Less dramatic but far more poetic, the unveiling of the Sixth Dalai Lama’s prophecy as regards his reincarnation. Though his lifestyle had given cause for consternation to Tibetans-wandering off on his own, roaming through the streets of Lhasa as he sang drunken songs (his own compositions). His note from exile, shored up his reputation:

Lend me your wings, white crane;
I go no further than Lithang,
And thence, return again.

No one knew what the verse meant at the time of his death but it was immediately heralded as prophetic when the reincarnation of the Dalai Lama was discovered at Lithang.

For the Hindu, the Himalaya abounds in pilgrimage spots. There are sacred sites near rivers, mountains, caves... The landscape is high in religious density, giving to the whole region a sanctity that permeates the casual visitor even as it astounds the religious-minded for whom a pilgrimage is the high point of their lives
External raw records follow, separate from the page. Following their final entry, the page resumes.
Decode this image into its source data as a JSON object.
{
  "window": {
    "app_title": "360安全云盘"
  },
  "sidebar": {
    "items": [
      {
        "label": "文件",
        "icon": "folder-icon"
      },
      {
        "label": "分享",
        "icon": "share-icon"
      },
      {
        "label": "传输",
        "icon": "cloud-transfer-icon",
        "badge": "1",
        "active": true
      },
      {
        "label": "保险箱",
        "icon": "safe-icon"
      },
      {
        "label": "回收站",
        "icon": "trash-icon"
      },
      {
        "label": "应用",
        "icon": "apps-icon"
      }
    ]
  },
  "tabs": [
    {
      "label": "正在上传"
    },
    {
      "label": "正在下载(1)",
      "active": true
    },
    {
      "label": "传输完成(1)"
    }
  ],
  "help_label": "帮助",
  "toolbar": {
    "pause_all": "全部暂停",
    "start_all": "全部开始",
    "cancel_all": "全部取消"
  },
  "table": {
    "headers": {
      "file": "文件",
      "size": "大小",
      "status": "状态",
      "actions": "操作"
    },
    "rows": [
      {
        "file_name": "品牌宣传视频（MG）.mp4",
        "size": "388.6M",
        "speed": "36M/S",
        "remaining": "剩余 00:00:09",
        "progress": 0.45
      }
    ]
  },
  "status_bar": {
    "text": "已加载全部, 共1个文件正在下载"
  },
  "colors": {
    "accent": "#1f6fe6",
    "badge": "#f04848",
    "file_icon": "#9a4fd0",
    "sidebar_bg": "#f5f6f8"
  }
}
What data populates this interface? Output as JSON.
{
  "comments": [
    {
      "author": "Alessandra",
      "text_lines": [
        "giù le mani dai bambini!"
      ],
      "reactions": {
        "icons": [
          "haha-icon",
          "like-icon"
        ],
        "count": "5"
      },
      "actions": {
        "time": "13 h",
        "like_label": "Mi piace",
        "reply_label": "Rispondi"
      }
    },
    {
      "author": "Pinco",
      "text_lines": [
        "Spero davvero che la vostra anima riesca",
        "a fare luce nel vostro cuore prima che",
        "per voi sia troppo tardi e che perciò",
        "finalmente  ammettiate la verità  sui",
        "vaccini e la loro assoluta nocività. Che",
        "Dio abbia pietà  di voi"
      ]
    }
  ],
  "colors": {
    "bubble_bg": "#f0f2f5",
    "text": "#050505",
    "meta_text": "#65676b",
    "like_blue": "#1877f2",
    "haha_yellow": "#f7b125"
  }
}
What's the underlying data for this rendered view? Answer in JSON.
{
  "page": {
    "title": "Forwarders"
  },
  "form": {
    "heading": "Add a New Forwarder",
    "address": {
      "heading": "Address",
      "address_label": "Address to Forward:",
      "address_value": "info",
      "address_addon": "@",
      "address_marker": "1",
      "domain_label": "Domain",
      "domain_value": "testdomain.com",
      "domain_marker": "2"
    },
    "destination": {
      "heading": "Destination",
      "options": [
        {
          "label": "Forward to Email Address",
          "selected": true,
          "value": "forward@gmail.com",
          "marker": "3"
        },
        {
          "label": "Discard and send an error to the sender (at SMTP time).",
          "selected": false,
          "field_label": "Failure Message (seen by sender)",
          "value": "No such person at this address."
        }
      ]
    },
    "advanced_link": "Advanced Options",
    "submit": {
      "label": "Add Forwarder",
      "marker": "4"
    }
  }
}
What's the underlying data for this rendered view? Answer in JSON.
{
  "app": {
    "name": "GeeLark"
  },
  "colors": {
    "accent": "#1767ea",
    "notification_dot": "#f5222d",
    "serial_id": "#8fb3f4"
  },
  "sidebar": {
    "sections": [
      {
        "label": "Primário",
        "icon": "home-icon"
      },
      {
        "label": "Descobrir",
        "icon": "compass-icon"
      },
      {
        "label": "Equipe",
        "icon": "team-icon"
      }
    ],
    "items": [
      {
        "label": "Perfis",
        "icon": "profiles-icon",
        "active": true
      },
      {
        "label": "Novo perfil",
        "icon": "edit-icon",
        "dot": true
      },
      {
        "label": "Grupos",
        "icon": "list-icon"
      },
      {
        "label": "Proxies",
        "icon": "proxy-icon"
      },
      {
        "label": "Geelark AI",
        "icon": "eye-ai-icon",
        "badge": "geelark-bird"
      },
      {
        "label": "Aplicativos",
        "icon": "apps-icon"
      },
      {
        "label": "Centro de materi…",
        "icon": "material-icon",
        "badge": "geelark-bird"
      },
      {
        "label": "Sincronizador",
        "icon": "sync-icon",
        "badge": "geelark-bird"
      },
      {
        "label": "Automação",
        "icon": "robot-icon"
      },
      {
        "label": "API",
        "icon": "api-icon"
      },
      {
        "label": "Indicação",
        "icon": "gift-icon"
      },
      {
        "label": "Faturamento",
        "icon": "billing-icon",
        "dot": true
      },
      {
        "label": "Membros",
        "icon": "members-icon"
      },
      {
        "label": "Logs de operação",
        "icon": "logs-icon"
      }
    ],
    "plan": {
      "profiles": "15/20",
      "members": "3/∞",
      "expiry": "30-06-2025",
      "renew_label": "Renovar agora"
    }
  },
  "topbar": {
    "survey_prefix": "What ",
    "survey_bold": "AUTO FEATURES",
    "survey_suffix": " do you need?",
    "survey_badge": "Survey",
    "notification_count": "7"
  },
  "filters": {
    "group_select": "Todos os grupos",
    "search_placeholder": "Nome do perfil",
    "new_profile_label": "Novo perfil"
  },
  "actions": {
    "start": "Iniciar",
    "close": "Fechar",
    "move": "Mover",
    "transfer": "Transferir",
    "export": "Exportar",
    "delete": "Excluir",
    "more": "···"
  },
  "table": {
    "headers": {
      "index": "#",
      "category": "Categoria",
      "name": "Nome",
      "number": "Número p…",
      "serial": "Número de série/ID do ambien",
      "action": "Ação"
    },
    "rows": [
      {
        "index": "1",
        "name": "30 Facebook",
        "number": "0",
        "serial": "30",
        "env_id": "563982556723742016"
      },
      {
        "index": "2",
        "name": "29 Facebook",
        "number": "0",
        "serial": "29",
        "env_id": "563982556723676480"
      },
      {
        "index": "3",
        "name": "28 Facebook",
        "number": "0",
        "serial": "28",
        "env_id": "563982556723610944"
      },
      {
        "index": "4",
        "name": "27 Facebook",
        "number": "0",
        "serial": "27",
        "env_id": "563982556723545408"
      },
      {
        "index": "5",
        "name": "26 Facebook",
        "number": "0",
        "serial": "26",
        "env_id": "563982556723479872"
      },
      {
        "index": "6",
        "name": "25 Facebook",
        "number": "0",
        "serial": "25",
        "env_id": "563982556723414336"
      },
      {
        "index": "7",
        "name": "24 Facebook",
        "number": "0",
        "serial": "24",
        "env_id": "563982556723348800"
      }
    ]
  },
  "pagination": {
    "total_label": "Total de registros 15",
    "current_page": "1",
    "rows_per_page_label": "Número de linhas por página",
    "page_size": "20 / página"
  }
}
In the religious barometer, Amarnath (3,888 metres) located in a narrow gorge in Jammu and Kashmir, has a high reading. Legend has it that Lord Shiva recounted to Goddess Parvati the secret of creation in a cave there. Unknown to them, a pair of mating doves eavesdropped on the conversation. It is believed that the pair of doves have made the cave their eternal abode and are reborn again and again. Even today many pilgrims report seeing a pair of doves at the end of their trek to the ice-lingam (the phallic symbol of Lord Shiva) at Amarnath.

During Shravan (July-August), the devoted flock to the cave where the ice stalagmite is flanked by two more ice-lingams , those of goddess Parvati and her son, the elephant-headed god, Ganesha. The regularity of the devotion is matched only by the pair of doves (the original couple?) that has, till today, not taken flight.

Yet another linga was found in Uttaranchal. Here, an over 100-feet deep cave forms the holy altar of Lord Shiva.

Patal Bhuvaneshwar in the Kumaon hills encapsulates in stone aeons of Hindu mythology. It is believed that a king discovered the cave and that the first guru, Shankaracharya, consecrated it. For the last eight centuries, the same family of priests has been performing worship in that spot. Each day, the priest descends 82 steps into the earth through a three-feet-high opening that serves as a comprehensive introduction to Hindu mythology.

The stalactites that loom ahead are said to be the jatas or tresses of Lord Shiva and the fearsome snake that can be dimly seen is none other than Sheshnaga -teeth, jaws and poison sac all in place as he keeps to his mighty duty of holding up the world.

Patal Bhuvaneshwar, in fact, has more than one connection with snakes. It is said to be the site of a havana kund (a sacrifice) held by a son whose father had been cursed with death by a snake bite. His father was a king-Raja Parikshat, much liked by the gods. But despite the havana, which destroyed all snakes, the curse came to pass. A snake hid in a flower basket given to the king, as an offering for the ceremony by Lord Brahma and stung the king.

However, death is hardly the theme of the cave, which is more a site for prayers to grant liberation. There is a hollow in the rocks that is said to represent the mouth of Kal Bhairav’s mount, a dog. If the visitor can go inside it and reach the tail, he is sure to end the cycle of birth and rebirth. If not, one can always go to the sanctum sanctorum and pray for eternal freedom to the copper-gilded Shivalinga, the symbol of a god who is the very embodiment of paradox and duality; who brings the universe to an end with his dance of destruction (tandava ); who grants moksha (liberation or nirvana ) with the mere bestowal of grace; who plays the besotted lover to goddess Parvati and is yet the supreme ascetic.

At Patal Bhuvaneshwar, his lingam resides in the womb of the earth, along with the figures and legends of mythology. No mortal has yet prised open their mouths to reveal who sculpted them in a silent frenzy of stone.